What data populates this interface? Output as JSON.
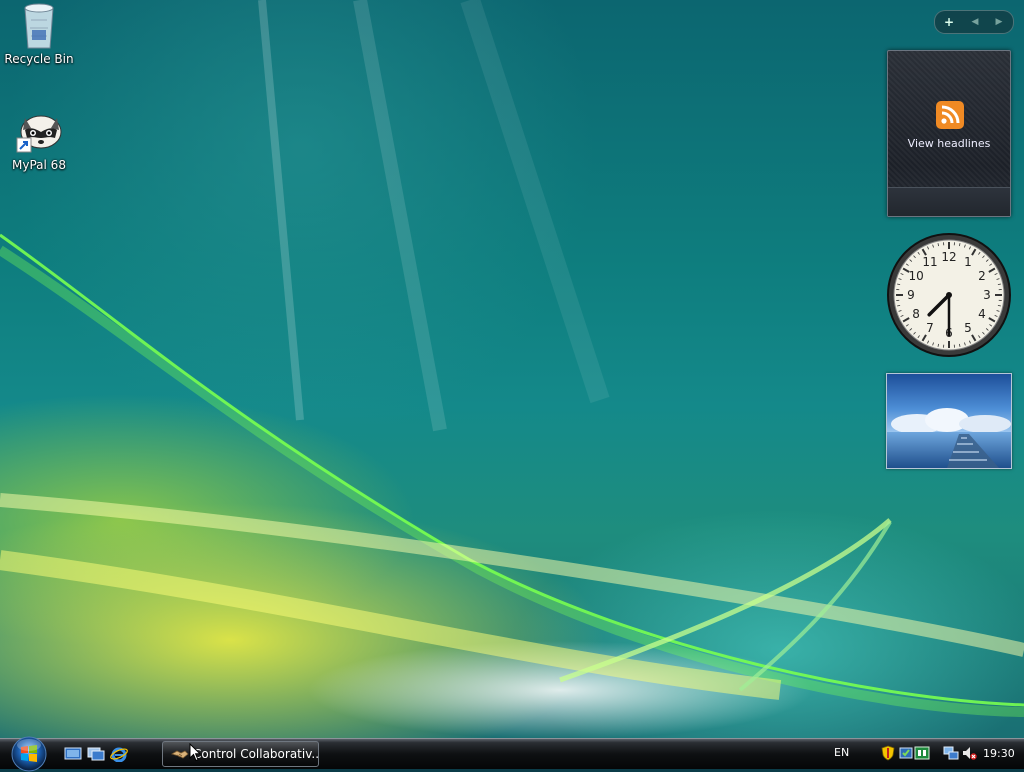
{
  "desktop": {
    "icons": [
      {
        "label": "Recycle Bin",
        "icon": "recycle-bin-icon"
      },
      {
        "label": "MyPal 68",
        "icon": "raccoon-shortcut-icon"
      }
    ]
  },
  "sidebar": {
    "toolbar_add": "+",
    "toolbar_prev": "◀",
    "toolbar_next": "▶",
    "feed_gadget": {
      "label": "View headlines",
      "icon": "rss-icon"
    },
    "clock_gadget": {
      "numbers": [
        "12",
        "1",
        "2",
        "3",
        "4",
        "5",
        "6",
        "7",
        "8",
        "9",
        "10",
        "11"
      ],
      "hour": 7,
      "minute": 30
    },
    "slideshow_gadget": {
      "icon": "landscape-photo"
    }
  },
  "taskbar": {
    "start_icon": "windows-orb-icon",
    "quick_launch": [
      "show-desktop-icon",
      "switch-windows-icon",
      "internet-explorer-icon"
    ],
    "tasks": [
      {
        "label": "Control Collaborativ...",
        "icon": "handshake-icon"
      }
    ],
    "language": "EN",
    "tray_icons": [
      "security-shield-icon",
      "update-icon",
      "network-icon",
      "volume-muted-icon"
    ],
    "time": "19:30"
  },
  "colors": {
    "desktop_teal": "#0e7d7e",
    "desktop_yellow": "#e4e846",
    "taskbar_black": "#0e1012",
    "rss_orange": "#f08a24"
  }
}
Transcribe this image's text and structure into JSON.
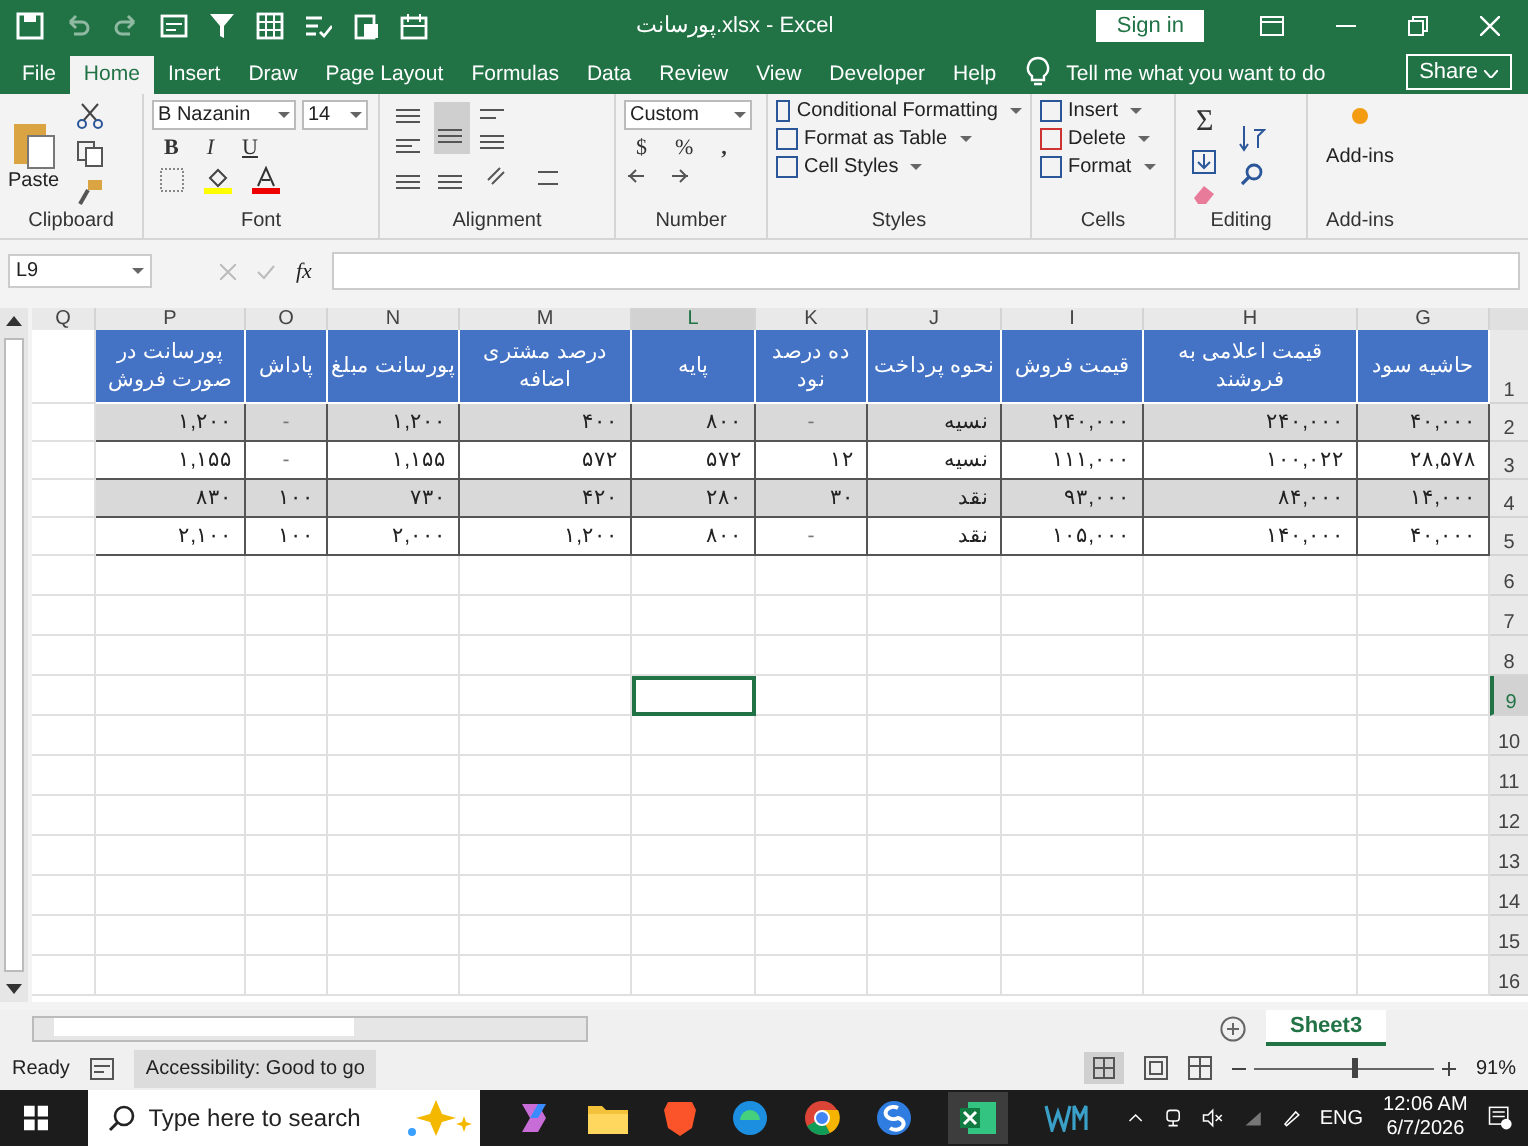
{
  "window": {
    "title": "پورسانت.xlsx - Excel",
    "sign_in": "Sign in"
  },
  "ribbon_tabs": {
    "file": {
      "label": "File",
      "selected": false
    },
    "home": {
      "label": "Home",
      "selected": true
    },
    "insert": {
      "label": "Insert",
      "selected": false
    },
    "draw": {
      "label": "Draw",
      "selected": false
    },
    "page_layout": {
      "label": "Page Layout",
      "selected": false
    },
    "formulas": {
      "label": "Formulas",
      "selected": false
    },
    "data": {
      "label": "Data",
      "selected": false
    },
    "review": {
      "label": "Review",
      "selected": false
    },
    "view": {
      "label": "View",
      "selected": false
    },
    "developer": {
      "label": "Developer",
      "selected": false
    },
    "help": {
      "label": "Help",
      "selected": false
    }
  },
  "tell_me": "Tell me what you want to do",
  "share": "Share",
  "ribbon": {
    "paste": "Paste",
    "font_name": "B Nazanin",
    "font_size": "14",
    "bold": "B",
    "italic": "I",
    "underline": "U",
    "number_format": "Custom",
    "currency": "$",
    "percent": "%",
    "comma": ",",
    "conditional_formatting": "Conditional Formatting",
    "format_as_table": "Format as Table",
    "cell_styles": "Cell Styles",
    "insert": "Insert",
    "delete": "Delete",
    "format": "Format",
    "sum": "Σ",
    "add_ins": "Add-ins",
    "groups": {
      "clipboard": "Clipboard",
      "font": "Font",
      "alignment": "Alignment",
      "number": "Number",
      "styles": "Styles",
      "cells": "Cells",
      "editing": "Editing",
      "add_ins": "Add-ins"
    }
  },
  "name_box": "L9",
  "fx": "fx",
  "header_row": "1",
  "columns": [
    {
      "letter": "G",
      "header": "حاشیه سود",
      "selected": false
    },
    {
      "letter": "H",
      "header": "قیمت اعلامی به فروشند",
      "selected": false
    },
    {
      "letter": "I",
      "header": "قیمت فروش",
      "selected": false
    },
    {
      "letter": "J",
      "header": "نحوه پرداخت",
      "selected": false
    },
    {
      "letter": "K",
      "header": "ده درصد نود",
      "selected": false
    },
    {
      "letter": "L",
      "header": "پایه",
      "selected": true
    },
    {
      "letter": "M",
      "header": "درصد مشتری اضافه",
      "selected": false
    },
    {
      "letter": "N",
      "header": "پورسانت مبلغ",
      "selected": false
    },
    {
      "letter": "O",
      "header": "پاداش",
      "selected": false
    },
    {
      "letter": "P",
      "header": "پورسانت در صورت فروش",
      "selected": false
    },
    {
      "letter": "Q",
      "selected": false
    }
  ],
  "rows": [
    {
      "number": "2",
      "shaded": true,
      "cells": [
        "۴۰,۰۰۰",
        "۲۴۰,۰۰۰",
        "۲۴۰,۰۰۰",
        "نسیه",
        "-",
        "۸۰۰",
        "۴۰۰",
        "۱,۲۰۰",
        "-",
        "۱,۲۰۰",
        ""
      ]
    },
    {
      "number": "3",
      "shaded": false,
      "cells": [
        "۲۸,۵۷۸",
        "۱۰۰,۰۲۲",
        "۱۱۱,۰۰۰",
        "نسیه",
        "۱۲",
        "۵۷۲",
        "۵۷۲",
        "۱,۱۵۵",
        "-",
        "۱,۱۵۵",
        ""
      ]
    },
    {
      "number": "4",
      "shaded": true,
      "cells": [
        "۱۴,۰۰۰",
        "۸۴,۰۰۰",
        "۹۳,۰۰۰",
        "نقد",
        "۳۰",
        "۲۸۰",
        "۴۲۰",
        "۷۳۰",
        "۱۰۰",
        "۸۳۰",
        ""
      ]
    },
    {
      "number": "5",
      "shaded": false,
      "cells": [
        "۴۰,۰۰۰",
        "۱۴۰,۰۰۰",
        "۱۰۵,۰۰۰",
        "نقد",
        "-",
        "۸۰۰",
        "۱,۲۰۰",
        "۲,۰۰۰",
        "۱۰۰",
        "۲,۱۰۰",
        ""
      ]
    }
  ],
  "empty_rows": [
    {
      "number": "6",
      "selected": false
    },
    {
      "number": "7",
      "selected": false
    },
    {
      "number": "8",
      "selected": false
    },
    {
      "number": "9",
      "selected": true
    },
    {
      "number": "10",
      "selected": false
    },
    {
      "number": "11",
      "selected": false
    },
    {
      "number": "12",
      "selected": false
    },
    {
      "number": "13",
      "selected": false
    },
    {
      "number": "14",
      "selected": false
    },
    {
      "number": "15",
      "selected": false
    },
    {
      "number": "16",
      "selected": false
    }
  ],
  "sheet_tabs": [
    {
      "label": "Sheet3",
      "selected": true
    }
  ],
  "status_bar": {
    "ready": "Ready",
    "accessibility": "Accessibility: Good to go",
    "zoom": "91%",
    "zoom_slider": {
      "level": 0.55
    }
  },
  "taskbar": {
    "search_placeholder": "Type here to search",
    "language": "ENG",
    "time": "12:06 AM",
    "date": "6/7/2026"
  }
}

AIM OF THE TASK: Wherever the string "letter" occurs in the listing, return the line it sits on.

OUTPUT OF THE TASK:
      "letter": "G",
      "letter": "H",
      "letter": "I",
      "letter": "J",
      "letter": "K",
      "letter": "L",
      "letter": "M",
      "letter": "N",
      "letter": "O",
      "letter": "P",
      "letter": "Q",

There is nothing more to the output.